Đăng ngày: 28/05/2013


João Mamel Bernardo, Angolan Ambassador to Vietnam


João Mamel Bernardo made the statement in a recent interview after Nguyen Ngoc Quynh, Director of the Vietnamese Ministry of Labour, Invalid and Social Affairs (MoLISA)'s Overseas Labour Department said that the African country had not agreed to sign labour co-operation agreement with Vietnam in 2010.


How have Vietnamese workers contributed to socioeconomic development in Angola?


Vietnamese workers have worked in Angola since the 1980s. When Angola was in difficulties, Vietnam sent education and medical experts to the country.


We’ve never complained anything about Vietnamese citizens in Angola. For me, Vietnamese workers are very diligent. Vietnamese experts have never left their jobs despite deferred payment or improper welfare policies.


After the war, Angola was in chaos and was in desperate need of support from the international community, including Vietnam. That’s the reason why we set up Angolan Embassy in Vietnam last December.


Nowadays, many Vietnamese people want to work in Angola. What do you think about this?


Angola really needs trained workers from Vietnam. It’s natural that Vietnamese workers come to Angola to seek work and no one should ban them. A lot of Vietnamese workers have worked in Angola since 2000 and they have greatly contributed to our country’s development.


Why have leaders from MoLISA recently said it’s unsafe to work in Angola and payments there are low?

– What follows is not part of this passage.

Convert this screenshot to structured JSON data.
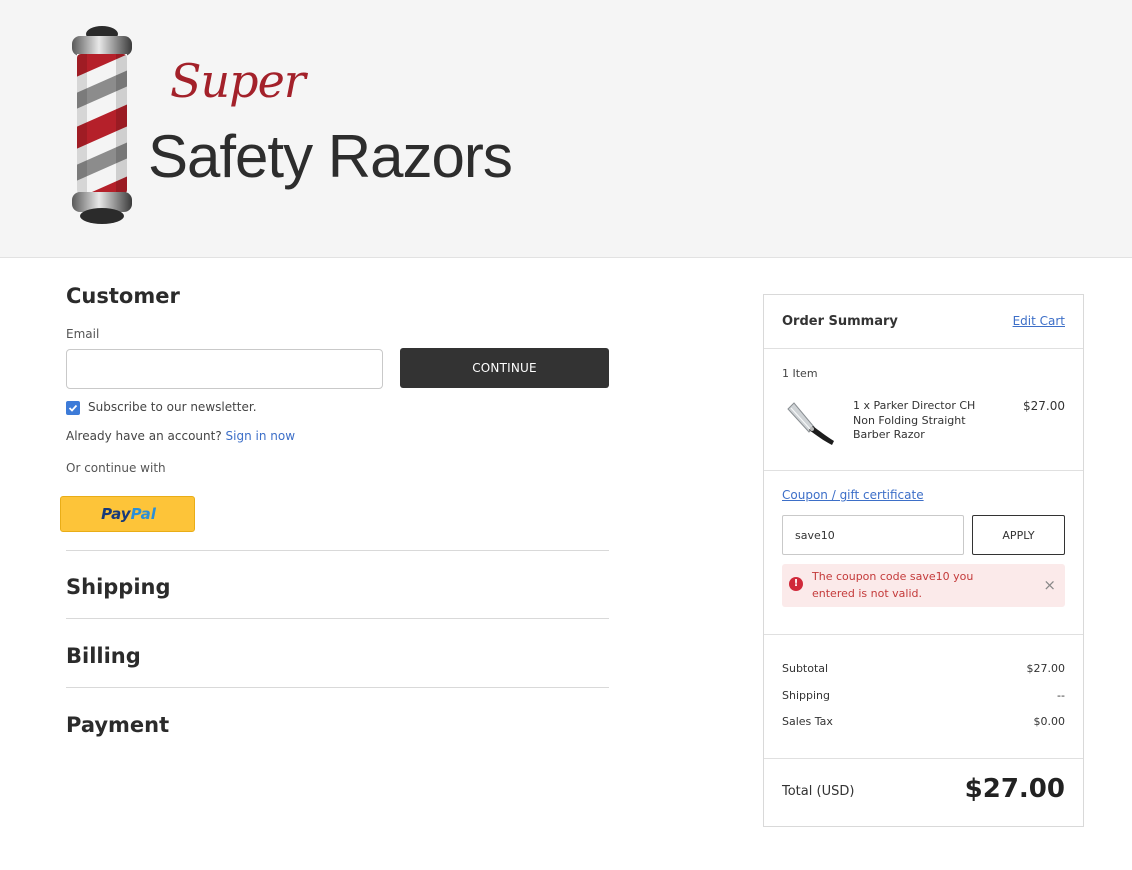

I do think that Angola is an attractive working environment which offers considerable incomes. Sometimes, there may be some incidents but I think they’re just random and not a popular trend. Our embassy will co-ordinate with Vietnamese Ministry of Public Security and the Angolan Ministry of Interior to ensure the best security for Vietnamese workers.



Vietnamese construction workers in Angola are paid from USD800-USD1,500 per month


Does it mean that you support Vietnamese workers to work in Angola?


I do think that Vietnamese workers play an important role in Angola’s reconstruction process. They are present in all 18 cities across our country.


While the Angolan Embassy in Vietnam has been set up for 10 months, we’ve granted visas to 7,000 Vietnamese workers along with a large number of those who are working in our country. We’ve also granted visas for several enterprises to explore the business environment in Angola.


Why have MoLISA leaders said that the Angolan government did not agree to sign a labour co-operation agreement with Vietnam?


I do think that they’re wrong to say that. We’ve wanted to co-operate with Vietnam before our liberation. We’re willing to co-operate with Vietnam in all sectors and sign any agreements proposed by the Vietnamese side. I reiterate that Vietnamese workers play an important role in Angola’s development.


What’s the problem then?


I don’t think the fault is on the Angolan side. Since I worked as an ambassador to Vietnam I’ve yet to receive any proposal from the MoLISA to sign a labour co-operation agreement. Without proposals from the Vietnamese side, we have nothing to do with researching and analysis let alone signing any agreement.


Is it true that a working group from the MoLISA to Angola last December brought about no expected results?


I am aware that a MoLISA working delegation came to Angola last December but I was not informed anything about their field trip. Some members of the group used common passports but still got visas. They came to Angola with the help of the Vietnamese Embassy in Angola.


Will Angola be willing to co-operate with MoLISA based on any proposals in the time to come?


The Angolan Embassy is willing to co-operate. Representatives from the MoLISA meet us. After initial negotiations, we’ll send a proposal to the Angolan government, so the two sides can reach an agreement.

As the MoLISA has yet to make any proposal, we can’t stay waiting. While Vietnam has excess labour, we’re desperate. Therefore, we’ve granted visas to thousands of Vietnamese people who provided all the required documents. It’s irrational to ban people who have a legitimate demand to work